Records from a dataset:
============================================================

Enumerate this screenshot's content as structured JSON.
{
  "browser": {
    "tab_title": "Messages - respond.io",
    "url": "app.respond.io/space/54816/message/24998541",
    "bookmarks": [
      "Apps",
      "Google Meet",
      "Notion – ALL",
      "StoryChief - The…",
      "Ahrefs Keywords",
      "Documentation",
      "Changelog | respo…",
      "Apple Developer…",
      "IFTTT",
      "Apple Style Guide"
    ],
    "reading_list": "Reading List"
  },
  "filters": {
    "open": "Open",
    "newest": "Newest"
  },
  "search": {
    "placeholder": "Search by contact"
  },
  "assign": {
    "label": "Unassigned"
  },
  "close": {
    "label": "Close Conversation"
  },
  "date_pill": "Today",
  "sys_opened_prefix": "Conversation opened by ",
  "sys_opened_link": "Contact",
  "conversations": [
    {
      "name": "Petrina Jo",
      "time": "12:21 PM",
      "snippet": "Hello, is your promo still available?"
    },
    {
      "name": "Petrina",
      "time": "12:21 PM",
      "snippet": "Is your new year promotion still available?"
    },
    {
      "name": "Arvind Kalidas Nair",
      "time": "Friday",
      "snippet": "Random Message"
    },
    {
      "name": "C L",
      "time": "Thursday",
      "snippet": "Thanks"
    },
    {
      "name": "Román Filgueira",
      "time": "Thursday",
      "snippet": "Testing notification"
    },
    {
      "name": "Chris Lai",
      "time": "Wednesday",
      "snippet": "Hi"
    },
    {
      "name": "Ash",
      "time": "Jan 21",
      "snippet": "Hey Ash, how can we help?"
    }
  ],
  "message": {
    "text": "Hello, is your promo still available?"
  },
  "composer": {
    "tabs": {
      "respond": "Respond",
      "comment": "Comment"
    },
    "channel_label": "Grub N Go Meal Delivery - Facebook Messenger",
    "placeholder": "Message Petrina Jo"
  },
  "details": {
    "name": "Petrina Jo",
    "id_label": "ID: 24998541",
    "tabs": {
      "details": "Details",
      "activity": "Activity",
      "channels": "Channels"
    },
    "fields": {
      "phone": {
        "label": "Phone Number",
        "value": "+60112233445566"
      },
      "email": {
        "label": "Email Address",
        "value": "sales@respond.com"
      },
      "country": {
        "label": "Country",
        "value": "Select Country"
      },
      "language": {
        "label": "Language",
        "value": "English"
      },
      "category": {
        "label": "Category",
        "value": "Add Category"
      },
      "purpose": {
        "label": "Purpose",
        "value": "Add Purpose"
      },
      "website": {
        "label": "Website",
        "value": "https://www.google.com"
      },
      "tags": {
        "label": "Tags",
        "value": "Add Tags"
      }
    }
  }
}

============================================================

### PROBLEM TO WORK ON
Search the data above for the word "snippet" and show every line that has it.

### RESPONSE BOX
      "snippet": "Hello, is your promo still available?"
      "snippet": "Is your new year promotion still available?"
      "snippet": "Random Message"
      "snippet": "Thanks"
      "snippet": "Testing notification"
      "snippet": "Hi"
      "snippet": "Hey Ash, how can we help?"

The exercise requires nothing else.